The EEOC Holds that Title VII Protects Transgender Employees
In a decision reversing nearly three decades of prior rulings, the Equal Employment Opportunity Commission (“EEOC”) has ruled that a “complaint of discrimination based on gender identity, change of sex, and/or transgender status is cognizable under Title VII.” In doing so, the EEOC – the agency of the United States Government charged with the enforcement of federal anti-discrimination laws – has expanded upon the definition of discrimination “because of sex” expressly bringing transgender individuals within its purview.
In Macy v. Holder, the Complainant, Mia Macy, a transgender woman, had applied for a position with the Bureau of Alcohol, Tobacco, Firearms and Explosives Agency at its Walnut Creek crime laboratory. While still presenting as a man, and during a preliminary telephone conversation with the Director of the laboratory, during which Macy’s qualifications were discussed, the Director told her that she would be able to have the position “assuming no problems arose during [the] background check.” In a later conversation with the Director only a few weeks later, the Director reasserted that the job was hers pending the completion of the background check. Shortly thereafter, Macy informed “Aspen of DC” (a government contractor responsible for filling the position) that she was in the process of transitioning from male to female and requested that Aspen inform the Director of the Walnut Creek laboratory of this change. Approximately one week later, Macy received an email from Aspen stating that, due to federal budget reductions, the position at Walnut Creek was no longer available. Upon following up with an agency EEO counselor, however, she was told that the position had actually been filled with a different applicant who was the “farthest along in the background investigation.” Believing this reason to be a pretext for discrimination, Macy filed a complaint with the EEOC, which administratively adjudicates employment discrimination claims involving federal government employees and applicants. On her complaint form, Macy checked off “sex” and the box “female,” and then typed in “gender identity” and “sex stereotyping” as the basis of her complaint.
“As used in Title VII,” the EEOC found, “the term ‘sex’ encompasses both sex – that is, the biological differences between men and women – and gender.” Citing the United States Supreme Court’s landmark holding in Price Waterhouse v. Hopkins and its progeny, the EEOC held that Title VII bars discrimination not only on the basis of biological sex, but because of gender stereotyping, as well.
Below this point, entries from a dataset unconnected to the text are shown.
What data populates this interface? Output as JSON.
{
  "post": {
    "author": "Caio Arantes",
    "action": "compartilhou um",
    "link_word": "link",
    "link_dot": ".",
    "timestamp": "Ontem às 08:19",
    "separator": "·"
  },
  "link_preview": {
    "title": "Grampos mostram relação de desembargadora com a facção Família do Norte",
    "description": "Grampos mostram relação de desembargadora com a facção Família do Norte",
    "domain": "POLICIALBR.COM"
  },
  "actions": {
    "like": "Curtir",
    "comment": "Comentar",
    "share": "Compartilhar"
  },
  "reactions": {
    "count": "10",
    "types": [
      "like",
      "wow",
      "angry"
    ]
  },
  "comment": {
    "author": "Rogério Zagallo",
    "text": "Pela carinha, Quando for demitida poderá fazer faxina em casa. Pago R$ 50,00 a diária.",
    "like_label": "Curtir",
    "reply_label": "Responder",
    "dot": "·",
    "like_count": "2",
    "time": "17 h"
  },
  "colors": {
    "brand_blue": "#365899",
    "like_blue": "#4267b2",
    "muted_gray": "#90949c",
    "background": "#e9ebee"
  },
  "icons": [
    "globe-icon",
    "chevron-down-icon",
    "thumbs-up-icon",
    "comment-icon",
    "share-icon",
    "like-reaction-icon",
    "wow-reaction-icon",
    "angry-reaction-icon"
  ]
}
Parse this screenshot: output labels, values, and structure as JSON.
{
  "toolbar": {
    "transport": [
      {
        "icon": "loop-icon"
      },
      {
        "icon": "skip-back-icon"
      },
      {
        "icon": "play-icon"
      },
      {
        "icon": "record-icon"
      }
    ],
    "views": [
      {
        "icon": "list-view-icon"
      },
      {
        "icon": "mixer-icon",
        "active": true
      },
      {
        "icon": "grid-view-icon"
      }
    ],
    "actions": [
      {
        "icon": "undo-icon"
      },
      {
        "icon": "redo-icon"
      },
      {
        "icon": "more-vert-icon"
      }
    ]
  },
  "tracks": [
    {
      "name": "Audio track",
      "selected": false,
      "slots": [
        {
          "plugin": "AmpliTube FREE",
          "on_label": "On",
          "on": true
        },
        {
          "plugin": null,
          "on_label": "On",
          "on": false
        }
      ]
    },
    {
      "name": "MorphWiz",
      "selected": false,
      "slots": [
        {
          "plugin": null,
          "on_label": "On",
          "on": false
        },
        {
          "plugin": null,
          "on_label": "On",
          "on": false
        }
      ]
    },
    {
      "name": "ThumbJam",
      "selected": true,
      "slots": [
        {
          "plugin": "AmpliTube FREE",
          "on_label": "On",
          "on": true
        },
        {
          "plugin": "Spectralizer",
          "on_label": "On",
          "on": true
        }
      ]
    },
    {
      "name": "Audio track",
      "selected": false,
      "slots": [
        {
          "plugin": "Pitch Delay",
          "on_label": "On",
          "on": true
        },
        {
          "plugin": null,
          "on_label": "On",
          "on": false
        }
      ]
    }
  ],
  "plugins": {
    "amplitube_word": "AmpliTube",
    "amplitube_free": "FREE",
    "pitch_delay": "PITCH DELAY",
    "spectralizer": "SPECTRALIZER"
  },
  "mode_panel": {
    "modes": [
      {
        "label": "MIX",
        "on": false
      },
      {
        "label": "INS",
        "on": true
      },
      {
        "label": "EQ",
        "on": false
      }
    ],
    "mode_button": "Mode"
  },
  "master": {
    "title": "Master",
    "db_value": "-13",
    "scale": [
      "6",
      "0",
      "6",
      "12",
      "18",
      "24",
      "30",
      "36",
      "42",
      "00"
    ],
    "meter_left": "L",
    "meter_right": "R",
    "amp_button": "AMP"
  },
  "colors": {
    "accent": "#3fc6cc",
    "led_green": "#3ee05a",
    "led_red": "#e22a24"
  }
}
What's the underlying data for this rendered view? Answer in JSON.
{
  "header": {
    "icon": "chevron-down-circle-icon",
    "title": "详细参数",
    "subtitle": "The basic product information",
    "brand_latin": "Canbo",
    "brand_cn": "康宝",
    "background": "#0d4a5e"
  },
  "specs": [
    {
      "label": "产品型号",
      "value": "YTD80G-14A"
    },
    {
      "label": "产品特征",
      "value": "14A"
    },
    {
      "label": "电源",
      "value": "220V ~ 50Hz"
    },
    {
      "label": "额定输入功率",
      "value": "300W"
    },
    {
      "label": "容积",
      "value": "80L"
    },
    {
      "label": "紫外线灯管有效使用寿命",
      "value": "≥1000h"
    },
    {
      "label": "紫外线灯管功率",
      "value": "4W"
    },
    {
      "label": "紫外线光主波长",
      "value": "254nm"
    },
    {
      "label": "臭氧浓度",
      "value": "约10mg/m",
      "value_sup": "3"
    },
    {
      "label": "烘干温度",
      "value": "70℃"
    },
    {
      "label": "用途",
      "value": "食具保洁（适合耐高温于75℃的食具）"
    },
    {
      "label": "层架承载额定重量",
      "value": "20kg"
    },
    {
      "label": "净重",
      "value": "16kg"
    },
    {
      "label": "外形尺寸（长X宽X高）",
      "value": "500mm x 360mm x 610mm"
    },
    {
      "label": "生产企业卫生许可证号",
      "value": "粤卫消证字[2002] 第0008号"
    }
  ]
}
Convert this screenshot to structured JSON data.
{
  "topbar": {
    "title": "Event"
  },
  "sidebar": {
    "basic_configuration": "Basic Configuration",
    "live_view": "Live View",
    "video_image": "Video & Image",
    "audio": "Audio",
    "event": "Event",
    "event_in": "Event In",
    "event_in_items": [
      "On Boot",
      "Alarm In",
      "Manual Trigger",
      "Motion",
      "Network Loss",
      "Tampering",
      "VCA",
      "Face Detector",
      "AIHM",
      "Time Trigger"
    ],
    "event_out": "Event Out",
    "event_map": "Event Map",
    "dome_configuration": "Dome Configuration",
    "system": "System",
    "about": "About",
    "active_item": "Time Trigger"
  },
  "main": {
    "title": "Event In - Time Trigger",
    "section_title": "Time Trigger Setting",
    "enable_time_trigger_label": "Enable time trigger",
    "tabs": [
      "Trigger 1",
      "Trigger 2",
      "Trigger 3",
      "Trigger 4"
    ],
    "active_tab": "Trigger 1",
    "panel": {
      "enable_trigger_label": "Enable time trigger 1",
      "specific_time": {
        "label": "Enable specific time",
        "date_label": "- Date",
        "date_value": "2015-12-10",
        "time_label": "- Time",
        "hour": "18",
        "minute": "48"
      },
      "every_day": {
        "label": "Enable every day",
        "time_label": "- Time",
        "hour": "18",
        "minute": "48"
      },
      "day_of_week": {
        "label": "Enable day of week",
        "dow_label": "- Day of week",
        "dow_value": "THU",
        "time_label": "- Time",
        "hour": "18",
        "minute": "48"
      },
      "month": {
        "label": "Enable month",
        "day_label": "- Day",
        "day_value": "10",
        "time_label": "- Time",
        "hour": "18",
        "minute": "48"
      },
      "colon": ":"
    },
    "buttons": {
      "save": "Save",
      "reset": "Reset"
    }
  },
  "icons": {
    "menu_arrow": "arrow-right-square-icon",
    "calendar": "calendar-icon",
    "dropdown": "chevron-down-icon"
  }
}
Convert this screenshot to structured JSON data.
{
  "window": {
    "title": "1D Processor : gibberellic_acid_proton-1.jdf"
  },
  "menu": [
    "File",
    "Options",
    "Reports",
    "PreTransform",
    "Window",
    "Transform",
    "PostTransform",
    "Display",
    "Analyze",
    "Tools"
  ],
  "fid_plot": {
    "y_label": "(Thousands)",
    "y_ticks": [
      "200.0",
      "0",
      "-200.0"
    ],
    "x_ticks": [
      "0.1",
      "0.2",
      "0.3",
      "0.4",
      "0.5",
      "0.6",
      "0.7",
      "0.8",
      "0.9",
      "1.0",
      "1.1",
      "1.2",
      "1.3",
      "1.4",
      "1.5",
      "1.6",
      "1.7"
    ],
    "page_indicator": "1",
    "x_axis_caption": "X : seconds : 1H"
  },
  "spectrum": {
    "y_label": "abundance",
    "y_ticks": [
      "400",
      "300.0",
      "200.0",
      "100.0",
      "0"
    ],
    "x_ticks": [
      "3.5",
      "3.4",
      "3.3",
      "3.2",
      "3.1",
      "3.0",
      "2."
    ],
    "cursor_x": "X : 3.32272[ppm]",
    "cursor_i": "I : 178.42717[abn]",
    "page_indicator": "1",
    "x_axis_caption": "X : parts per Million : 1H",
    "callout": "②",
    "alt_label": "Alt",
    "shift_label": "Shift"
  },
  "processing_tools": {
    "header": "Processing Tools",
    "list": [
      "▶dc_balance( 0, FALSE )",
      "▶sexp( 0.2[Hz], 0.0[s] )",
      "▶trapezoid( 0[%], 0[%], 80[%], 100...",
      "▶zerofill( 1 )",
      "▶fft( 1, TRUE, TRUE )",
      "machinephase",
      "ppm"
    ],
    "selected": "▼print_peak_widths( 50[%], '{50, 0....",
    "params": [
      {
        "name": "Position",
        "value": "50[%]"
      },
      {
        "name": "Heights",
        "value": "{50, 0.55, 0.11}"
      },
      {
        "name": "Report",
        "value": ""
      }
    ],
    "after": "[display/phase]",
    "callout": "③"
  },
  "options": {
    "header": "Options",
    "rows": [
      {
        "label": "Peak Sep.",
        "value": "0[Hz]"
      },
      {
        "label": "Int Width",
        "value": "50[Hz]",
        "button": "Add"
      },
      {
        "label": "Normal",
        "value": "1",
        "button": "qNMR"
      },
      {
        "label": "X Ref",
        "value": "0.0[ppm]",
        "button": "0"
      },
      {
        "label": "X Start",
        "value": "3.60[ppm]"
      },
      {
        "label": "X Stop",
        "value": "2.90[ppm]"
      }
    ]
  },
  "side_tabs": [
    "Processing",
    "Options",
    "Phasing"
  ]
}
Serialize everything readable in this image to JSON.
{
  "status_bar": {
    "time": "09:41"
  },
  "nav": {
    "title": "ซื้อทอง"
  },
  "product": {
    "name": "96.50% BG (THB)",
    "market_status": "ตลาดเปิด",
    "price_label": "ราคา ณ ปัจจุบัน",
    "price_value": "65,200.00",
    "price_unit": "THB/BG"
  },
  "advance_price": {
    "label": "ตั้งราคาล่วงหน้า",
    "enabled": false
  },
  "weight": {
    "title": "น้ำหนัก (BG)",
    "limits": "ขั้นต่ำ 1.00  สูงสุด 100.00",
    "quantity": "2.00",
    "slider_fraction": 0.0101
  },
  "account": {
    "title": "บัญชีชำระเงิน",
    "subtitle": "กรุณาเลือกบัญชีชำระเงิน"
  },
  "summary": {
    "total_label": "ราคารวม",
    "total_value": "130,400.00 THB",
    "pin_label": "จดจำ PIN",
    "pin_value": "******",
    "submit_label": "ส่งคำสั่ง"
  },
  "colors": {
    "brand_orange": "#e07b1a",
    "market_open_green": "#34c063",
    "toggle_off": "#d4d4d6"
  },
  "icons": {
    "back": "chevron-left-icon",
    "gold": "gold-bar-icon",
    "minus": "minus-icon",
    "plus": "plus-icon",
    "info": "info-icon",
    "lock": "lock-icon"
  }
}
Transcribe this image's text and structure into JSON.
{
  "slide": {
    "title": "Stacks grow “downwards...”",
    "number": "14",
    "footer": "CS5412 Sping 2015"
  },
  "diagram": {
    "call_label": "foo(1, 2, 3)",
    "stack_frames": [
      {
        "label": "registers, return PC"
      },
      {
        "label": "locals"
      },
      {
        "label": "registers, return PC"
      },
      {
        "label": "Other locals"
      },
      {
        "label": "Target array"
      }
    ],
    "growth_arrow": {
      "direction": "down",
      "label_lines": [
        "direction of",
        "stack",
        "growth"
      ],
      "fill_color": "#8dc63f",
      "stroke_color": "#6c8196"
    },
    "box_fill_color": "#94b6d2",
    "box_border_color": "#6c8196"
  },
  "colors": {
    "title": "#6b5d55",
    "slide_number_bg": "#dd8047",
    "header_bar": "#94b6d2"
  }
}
The EEOC reasoned that “discrimination based on sex includes discrimination based on a failure ‘to conform to socially-constructed gender expectations.’” For example, the EEOC theorized that Macy could establish a case of sex discrimination by showing one of the following scenarios: (1) that she did not get the job because the employer believed that biological men should consistently present as men and wear male clothing; or (2) that she did not get the job because the Director was willing to hire her when he thought she was a man, but was not willing to hire her once he found out that she was now a woman. “Thus,” the EEOC found, “a transgender person who has experienced discrimination based on his or her gender identity may establish a prima facie case of sex discrimination through any number of different formulations.”
Impact on Employers
While the EEOC’s interpretation of Title VII is not binding in a court of law, the Courts often defer to it and therefore employers in both the public and private sector should take note of the Macy decision. In addition, while federal courts have taken different positions on the issue of transgender status discrimination, more recent decisions have agreed with the EEOC’s conclusions in Macy. Accordingly, employers should seriously consider revising their anti-harassment and discrimination policies so as to include gender identity and gender expression as protected characteristics. Moreover, employers should be aware of their own state discrimination laws that may address this issue. In New Jersey, for example, the Law Against Discrimination already prohibits discrimination based on one’s “gender identity or expression,” which is defined as “having or being perceived as having a gender related identity or expression whether or not stereotypically associated with a person’s assigned sex at birth.”
The attorneys in the Gibbons Employment & Labor Law Department are available to provide additional information and training with regard to employers’ efforts to maintain a discrimination and harassment-free workplace.